**Exercise requirements**
Report each line of the entries below that has the word "true" in it.

========================================================================

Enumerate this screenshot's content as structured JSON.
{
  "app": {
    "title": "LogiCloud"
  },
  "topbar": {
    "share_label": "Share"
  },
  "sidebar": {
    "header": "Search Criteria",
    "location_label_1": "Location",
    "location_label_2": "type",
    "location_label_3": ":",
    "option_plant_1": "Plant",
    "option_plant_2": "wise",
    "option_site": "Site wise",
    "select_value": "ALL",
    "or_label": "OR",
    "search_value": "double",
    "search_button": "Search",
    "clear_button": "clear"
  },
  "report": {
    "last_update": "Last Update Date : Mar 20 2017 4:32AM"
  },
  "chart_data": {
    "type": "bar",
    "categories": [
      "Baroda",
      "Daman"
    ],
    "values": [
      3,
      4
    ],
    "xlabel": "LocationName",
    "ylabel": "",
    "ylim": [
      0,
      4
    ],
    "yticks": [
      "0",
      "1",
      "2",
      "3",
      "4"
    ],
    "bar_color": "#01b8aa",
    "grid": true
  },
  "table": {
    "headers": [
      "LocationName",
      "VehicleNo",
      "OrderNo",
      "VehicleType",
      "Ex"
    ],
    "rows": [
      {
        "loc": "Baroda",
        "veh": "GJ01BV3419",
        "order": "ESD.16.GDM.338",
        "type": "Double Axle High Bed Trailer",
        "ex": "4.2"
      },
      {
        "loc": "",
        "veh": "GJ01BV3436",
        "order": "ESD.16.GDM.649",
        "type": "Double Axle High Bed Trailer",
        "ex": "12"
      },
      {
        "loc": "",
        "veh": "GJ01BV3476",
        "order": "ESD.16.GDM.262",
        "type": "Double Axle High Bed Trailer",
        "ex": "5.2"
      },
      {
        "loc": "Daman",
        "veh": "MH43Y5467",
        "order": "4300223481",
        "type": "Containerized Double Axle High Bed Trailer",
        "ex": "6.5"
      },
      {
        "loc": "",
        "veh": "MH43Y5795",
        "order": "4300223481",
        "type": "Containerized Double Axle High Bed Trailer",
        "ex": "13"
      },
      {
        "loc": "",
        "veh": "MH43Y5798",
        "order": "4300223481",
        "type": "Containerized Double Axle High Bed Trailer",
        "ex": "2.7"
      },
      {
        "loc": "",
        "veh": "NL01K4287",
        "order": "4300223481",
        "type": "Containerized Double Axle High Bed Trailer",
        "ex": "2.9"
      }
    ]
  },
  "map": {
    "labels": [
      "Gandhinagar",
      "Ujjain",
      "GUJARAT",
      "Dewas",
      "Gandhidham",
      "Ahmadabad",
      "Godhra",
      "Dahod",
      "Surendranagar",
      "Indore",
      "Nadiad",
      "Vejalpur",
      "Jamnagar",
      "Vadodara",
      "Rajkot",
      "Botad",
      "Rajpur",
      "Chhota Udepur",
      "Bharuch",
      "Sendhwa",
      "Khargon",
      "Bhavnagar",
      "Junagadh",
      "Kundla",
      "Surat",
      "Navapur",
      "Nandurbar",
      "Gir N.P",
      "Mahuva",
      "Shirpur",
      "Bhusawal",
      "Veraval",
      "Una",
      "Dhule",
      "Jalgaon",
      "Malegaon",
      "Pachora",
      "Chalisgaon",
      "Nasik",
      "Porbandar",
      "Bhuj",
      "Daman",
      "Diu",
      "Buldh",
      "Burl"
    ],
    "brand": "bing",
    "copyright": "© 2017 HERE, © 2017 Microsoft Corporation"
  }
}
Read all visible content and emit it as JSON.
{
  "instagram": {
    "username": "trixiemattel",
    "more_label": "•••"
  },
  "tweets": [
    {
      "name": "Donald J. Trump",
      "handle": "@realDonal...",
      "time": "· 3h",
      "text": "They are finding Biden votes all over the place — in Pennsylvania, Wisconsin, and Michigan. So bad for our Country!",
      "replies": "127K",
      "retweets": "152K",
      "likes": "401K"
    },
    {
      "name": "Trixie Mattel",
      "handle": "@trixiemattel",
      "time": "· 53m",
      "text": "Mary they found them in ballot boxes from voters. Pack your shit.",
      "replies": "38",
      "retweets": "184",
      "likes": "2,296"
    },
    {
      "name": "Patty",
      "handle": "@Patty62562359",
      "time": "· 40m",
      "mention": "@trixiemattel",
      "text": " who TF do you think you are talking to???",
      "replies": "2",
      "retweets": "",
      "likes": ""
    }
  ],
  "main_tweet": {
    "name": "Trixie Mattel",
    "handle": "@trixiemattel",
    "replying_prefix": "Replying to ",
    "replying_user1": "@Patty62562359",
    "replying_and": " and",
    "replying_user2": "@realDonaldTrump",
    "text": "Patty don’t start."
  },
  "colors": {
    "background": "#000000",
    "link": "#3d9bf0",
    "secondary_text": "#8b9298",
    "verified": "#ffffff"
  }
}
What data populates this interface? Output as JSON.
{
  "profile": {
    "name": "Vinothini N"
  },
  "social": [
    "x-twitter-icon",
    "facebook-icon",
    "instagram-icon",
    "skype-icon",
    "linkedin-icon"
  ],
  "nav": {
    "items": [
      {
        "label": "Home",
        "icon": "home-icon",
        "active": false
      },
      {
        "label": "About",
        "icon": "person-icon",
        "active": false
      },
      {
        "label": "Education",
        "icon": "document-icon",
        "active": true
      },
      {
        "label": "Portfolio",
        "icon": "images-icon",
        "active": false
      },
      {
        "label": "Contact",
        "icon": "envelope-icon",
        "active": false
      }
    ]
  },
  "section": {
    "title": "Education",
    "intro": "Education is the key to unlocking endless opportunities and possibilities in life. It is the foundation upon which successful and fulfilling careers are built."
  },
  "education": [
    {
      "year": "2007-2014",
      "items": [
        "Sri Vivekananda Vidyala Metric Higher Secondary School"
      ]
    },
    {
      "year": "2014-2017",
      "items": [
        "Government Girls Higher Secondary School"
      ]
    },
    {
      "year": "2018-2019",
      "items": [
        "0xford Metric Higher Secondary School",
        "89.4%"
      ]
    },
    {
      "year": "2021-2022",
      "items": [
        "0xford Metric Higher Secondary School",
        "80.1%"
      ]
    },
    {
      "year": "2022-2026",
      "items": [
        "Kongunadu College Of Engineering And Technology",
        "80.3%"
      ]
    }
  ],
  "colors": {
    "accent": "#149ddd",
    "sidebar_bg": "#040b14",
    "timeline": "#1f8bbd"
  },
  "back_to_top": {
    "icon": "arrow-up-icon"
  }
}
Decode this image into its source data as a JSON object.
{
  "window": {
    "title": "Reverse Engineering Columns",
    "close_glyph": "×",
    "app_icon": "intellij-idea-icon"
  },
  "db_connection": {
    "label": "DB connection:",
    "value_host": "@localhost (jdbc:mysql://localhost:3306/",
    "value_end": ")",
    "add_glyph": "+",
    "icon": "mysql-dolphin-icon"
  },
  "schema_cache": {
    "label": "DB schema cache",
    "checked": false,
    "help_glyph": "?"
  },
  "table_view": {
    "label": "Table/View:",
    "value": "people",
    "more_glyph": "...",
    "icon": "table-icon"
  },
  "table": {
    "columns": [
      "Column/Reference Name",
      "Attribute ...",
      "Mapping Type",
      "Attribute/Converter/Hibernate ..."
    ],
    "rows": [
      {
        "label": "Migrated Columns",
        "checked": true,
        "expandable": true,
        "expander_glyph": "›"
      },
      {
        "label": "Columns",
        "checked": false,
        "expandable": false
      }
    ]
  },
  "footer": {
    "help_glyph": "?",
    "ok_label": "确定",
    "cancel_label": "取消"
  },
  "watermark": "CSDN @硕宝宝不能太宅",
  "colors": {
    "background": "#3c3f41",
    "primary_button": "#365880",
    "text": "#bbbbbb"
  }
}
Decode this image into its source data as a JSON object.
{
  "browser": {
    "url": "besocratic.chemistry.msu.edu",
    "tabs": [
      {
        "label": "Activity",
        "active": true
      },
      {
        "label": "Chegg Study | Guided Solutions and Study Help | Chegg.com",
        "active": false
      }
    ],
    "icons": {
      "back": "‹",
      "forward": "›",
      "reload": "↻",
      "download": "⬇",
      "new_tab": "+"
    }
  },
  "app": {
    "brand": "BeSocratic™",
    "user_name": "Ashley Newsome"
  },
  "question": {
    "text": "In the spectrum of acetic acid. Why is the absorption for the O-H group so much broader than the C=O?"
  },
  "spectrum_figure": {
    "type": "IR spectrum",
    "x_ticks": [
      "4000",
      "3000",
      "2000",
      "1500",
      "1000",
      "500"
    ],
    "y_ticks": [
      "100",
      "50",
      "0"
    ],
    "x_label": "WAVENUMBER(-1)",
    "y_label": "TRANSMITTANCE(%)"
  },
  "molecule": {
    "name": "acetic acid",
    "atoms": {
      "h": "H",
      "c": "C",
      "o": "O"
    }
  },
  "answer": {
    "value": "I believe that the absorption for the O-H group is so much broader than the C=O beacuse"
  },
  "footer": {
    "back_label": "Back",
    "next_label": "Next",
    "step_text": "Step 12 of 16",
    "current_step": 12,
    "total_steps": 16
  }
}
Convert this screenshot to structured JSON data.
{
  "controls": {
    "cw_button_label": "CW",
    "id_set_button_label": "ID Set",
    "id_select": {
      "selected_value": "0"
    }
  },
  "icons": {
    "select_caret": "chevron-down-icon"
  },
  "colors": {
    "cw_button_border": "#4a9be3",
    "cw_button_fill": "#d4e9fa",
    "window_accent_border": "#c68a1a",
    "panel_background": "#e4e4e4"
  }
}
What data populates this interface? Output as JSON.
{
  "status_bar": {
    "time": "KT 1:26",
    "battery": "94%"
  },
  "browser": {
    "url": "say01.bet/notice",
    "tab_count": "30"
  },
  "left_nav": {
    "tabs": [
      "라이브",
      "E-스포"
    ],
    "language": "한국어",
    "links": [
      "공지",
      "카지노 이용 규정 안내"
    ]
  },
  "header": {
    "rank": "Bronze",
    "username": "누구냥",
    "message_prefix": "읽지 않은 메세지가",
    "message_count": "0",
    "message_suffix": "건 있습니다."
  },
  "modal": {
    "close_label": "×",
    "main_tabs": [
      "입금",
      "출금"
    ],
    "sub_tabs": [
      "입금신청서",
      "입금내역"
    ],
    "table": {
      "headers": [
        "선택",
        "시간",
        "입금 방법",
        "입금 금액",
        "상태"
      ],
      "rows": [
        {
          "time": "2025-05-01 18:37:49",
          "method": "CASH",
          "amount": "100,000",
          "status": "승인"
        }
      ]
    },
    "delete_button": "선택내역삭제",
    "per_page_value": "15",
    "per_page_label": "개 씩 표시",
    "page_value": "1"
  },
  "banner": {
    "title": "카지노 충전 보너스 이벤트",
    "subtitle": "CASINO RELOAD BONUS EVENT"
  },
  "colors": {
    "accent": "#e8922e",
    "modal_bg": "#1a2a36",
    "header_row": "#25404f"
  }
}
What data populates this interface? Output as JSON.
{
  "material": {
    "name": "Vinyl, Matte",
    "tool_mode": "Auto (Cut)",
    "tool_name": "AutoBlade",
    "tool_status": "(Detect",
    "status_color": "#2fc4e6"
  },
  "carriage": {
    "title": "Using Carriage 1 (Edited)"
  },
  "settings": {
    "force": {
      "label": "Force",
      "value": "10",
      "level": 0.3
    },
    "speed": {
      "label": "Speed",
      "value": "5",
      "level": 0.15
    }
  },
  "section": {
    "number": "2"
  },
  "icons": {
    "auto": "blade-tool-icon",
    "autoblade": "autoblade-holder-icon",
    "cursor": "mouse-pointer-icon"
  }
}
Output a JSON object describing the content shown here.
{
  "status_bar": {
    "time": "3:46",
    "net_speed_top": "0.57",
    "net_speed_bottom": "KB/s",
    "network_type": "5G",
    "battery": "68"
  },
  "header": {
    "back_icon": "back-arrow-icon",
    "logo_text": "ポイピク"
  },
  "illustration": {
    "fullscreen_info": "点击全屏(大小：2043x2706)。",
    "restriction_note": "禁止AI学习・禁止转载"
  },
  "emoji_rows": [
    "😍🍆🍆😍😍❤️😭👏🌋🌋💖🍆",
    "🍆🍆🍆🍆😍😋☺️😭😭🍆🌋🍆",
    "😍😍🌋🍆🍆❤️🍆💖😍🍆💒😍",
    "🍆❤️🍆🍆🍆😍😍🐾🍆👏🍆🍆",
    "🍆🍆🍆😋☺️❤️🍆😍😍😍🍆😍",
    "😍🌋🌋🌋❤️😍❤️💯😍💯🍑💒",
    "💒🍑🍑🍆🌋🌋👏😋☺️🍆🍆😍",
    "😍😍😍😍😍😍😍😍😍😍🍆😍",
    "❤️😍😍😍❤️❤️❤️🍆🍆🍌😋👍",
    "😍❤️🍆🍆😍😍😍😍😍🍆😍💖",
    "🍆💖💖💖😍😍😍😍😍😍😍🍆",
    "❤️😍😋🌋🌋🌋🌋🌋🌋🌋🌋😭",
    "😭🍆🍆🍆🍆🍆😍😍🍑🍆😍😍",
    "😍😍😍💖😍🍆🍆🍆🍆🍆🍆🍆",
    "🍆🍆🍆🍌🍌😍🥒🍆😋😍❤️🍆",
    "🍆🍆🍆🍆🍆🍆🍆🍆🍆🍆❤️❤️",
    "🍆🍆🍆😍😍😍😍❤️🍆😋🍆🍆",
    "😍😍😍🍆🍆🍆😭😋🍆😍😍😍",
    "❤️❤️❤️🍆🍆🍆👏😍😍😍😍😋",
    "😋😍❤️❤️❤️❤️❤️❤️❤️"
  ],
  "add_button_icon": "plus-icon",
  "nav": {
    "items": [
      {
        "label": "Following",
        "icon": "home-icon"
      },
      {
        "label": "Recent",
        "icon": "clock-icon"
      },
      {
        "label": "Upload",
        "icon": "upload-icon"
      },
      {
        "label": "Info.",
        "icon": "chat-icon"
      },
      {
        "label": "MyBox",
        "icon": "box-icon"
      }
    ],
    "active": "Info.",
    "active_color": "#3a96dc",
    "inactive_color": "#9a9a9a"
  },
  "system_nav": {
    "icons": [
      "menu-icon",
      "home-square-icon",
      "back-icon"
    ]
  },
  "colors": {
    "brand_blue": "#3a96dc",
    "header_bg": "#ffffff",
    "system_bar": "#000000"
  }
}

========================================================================

**Task answer**
    "grid": true
        "active": true
        "checked": true,
        "expandable": true,
        "active": true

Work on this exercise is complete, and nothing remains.